**RECORDS SUPPLIED**
_____
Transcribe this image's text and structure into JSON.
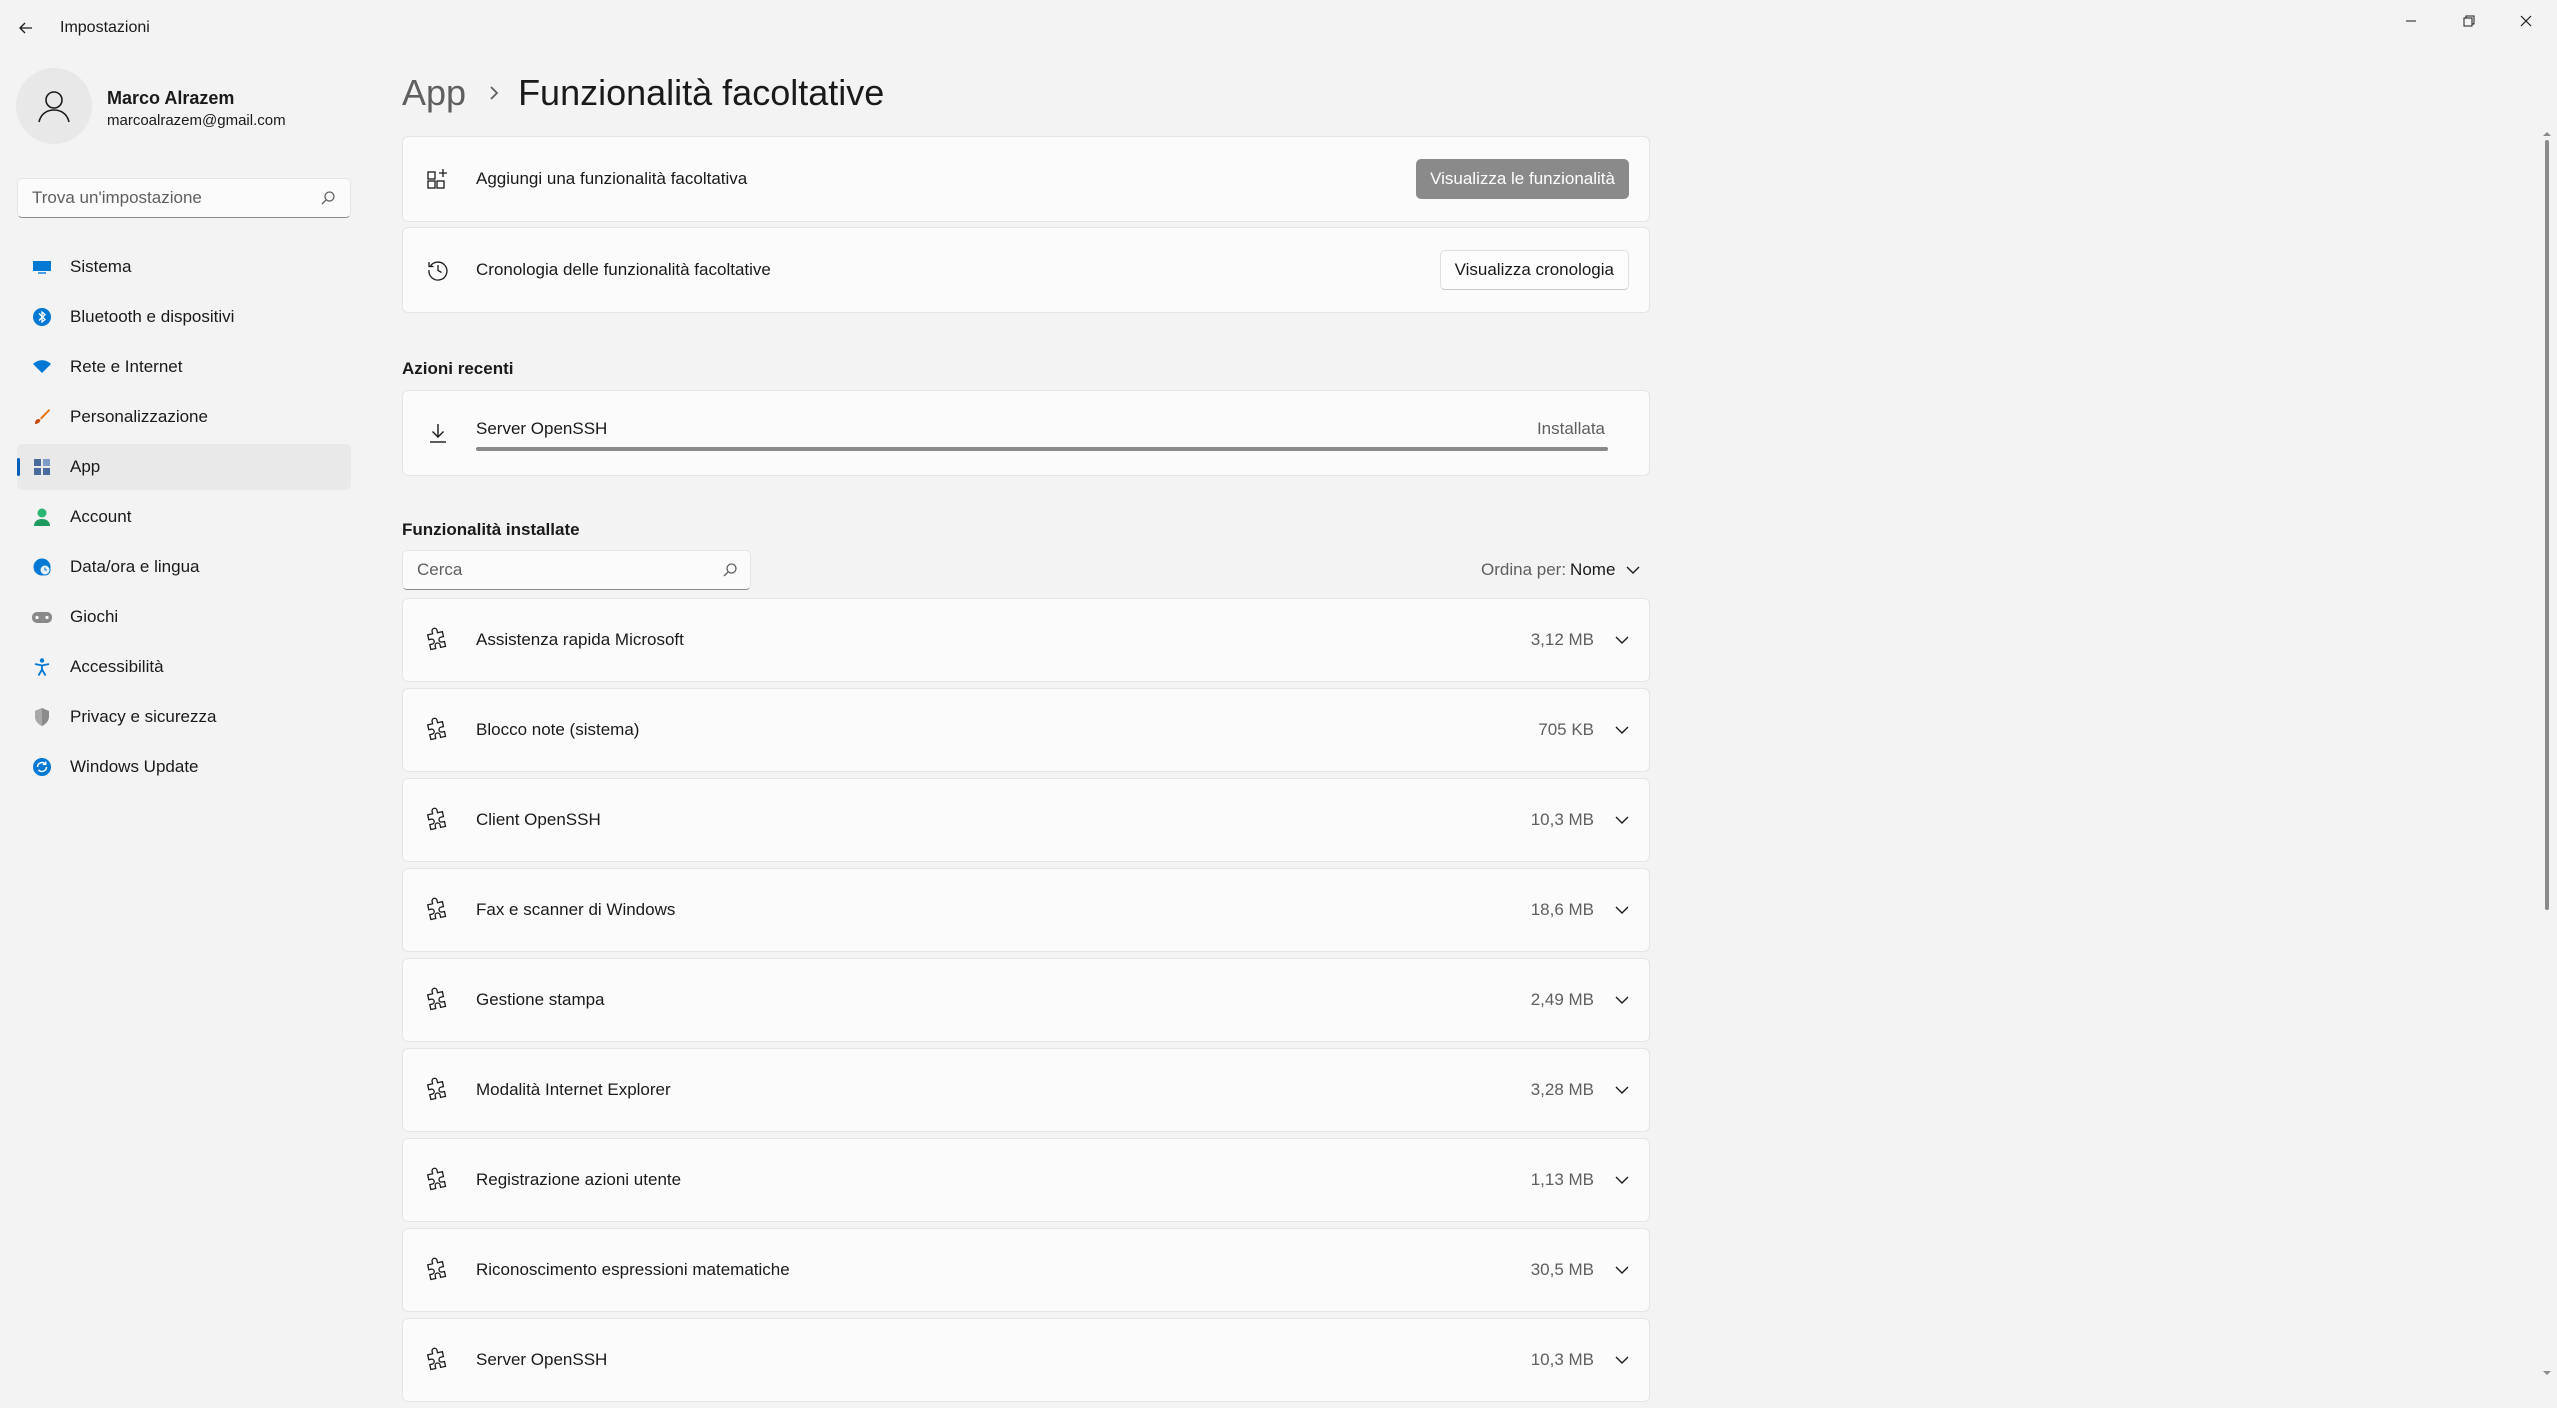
{
  "window": {
    "title": "Impostazioni",
    "controls": [
      "minimize-icon",
      "restore-icon",
      "close-icon"
    ]
  },
  "profile": {
    "name": "Marco Alrazem",
    "email": "marcoalrazem@gmail.com"
  },
  "sidebar": {
    "search_placeholder": "Trova un'impostazione",
    "items": [
      {
        "label": "Sistema",
        "icon": "monitor-icon",
        "color": "#0078d4"
      },
      {
        "label": "Bluetooth e dispositivi",
        "icon": "bluetooth-icon",
        "color": "#0078d4"
      },
      {
        "label": "Rete e Internet",
        "icon": "wifi-icon",
        "color": "#0078d4"
      },
      {
        "label": "Personalizzazione",
        "icon": "brush-icon",
        "color": "#e8700c"
      },
      {
        "label": "App",
        "icon": "apps-icon",
        "color": "#4a6a9c",
        "active": true
      },
      {
        "label": "Account",
        "icon": "person-icon",
        "color": "#2bb673"
      },
      {
        "label": "Data/ora e lingua",
        "icon": "globe-clock-icon",
        "color": "#0078d4"
      },
      {
        "label": "Giochi",
        "icon": "gamepad-icon",
        "color": "#767676"
      },
      {
        "label": "Accessibilità",
        "icon": "accessibility-icon",
        "color": "#0078d4"
      },
      {
        "label": "Privacy e sicurezza",
        "icon": "shield-icon",
        "color": "#767676"
      },
      {
        "label": "Windows Update",
        "icon": "update-icon",
        "color": "#0078d4"
      }
    ]
  },
  "breadcrumb": {
    "parent": "App",
    "current": "Funzionalità facoltative"
  },
  "add_card": {
    "label": "Aggiungi una funzionalità facoltativa",
    "button": "Visualizza le funzionalità"
  },
  "history_card": {
    "label": "Cronologia delle funzionalità facoltative",
    "button": "Visualizza cronologia"
  },
  "recent": {
    "title": "Azioni recenti",
    "item": {
      "name": "Server OpenSSH",
      "status": "Installata",
      "progress": 1.0
    }
  },
  "installed": {
    "title": "Funzionalità installate",
    "search_placeholder": "Cerca",
    "sort_label": "Ordina per:",
    "sort_value": "Nome",
    "items": [
      {
        "name": "Assistenza rapida Microsoft",
        "size": "3,12 MB"
      },
      {
        "name": "Blocco note (sistema)",
        "size": "705 KB"
      },
      {
        "name": "Client OpenSSH",
        "size": "10,3 MB"
      },
      {
        "name": "Fax e scanner di Windows",
        "size": "18,6 MB"
      },
      {
        "name": "Gestione stampa",
        "size": "2,49 MB"
      },
      {
        "name": "Modalità Internet Explorer",
        "size": "3,28 MB"
      },
      {
        "name": "Registrazione azioni utente",
        "size": "1,13 MB"
      },
      {
        "name": "Riconoscimento espressioni matematiche",
        "size": "30,5 MB"
      },
      {
        "name": "Server OpenSSH",
        "size": "10,3 MB"
      }
    ]
  }
}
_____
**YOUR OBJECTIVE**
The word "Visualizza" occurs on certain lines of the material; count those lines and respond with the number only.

**EXERCISE OUTPUT**
2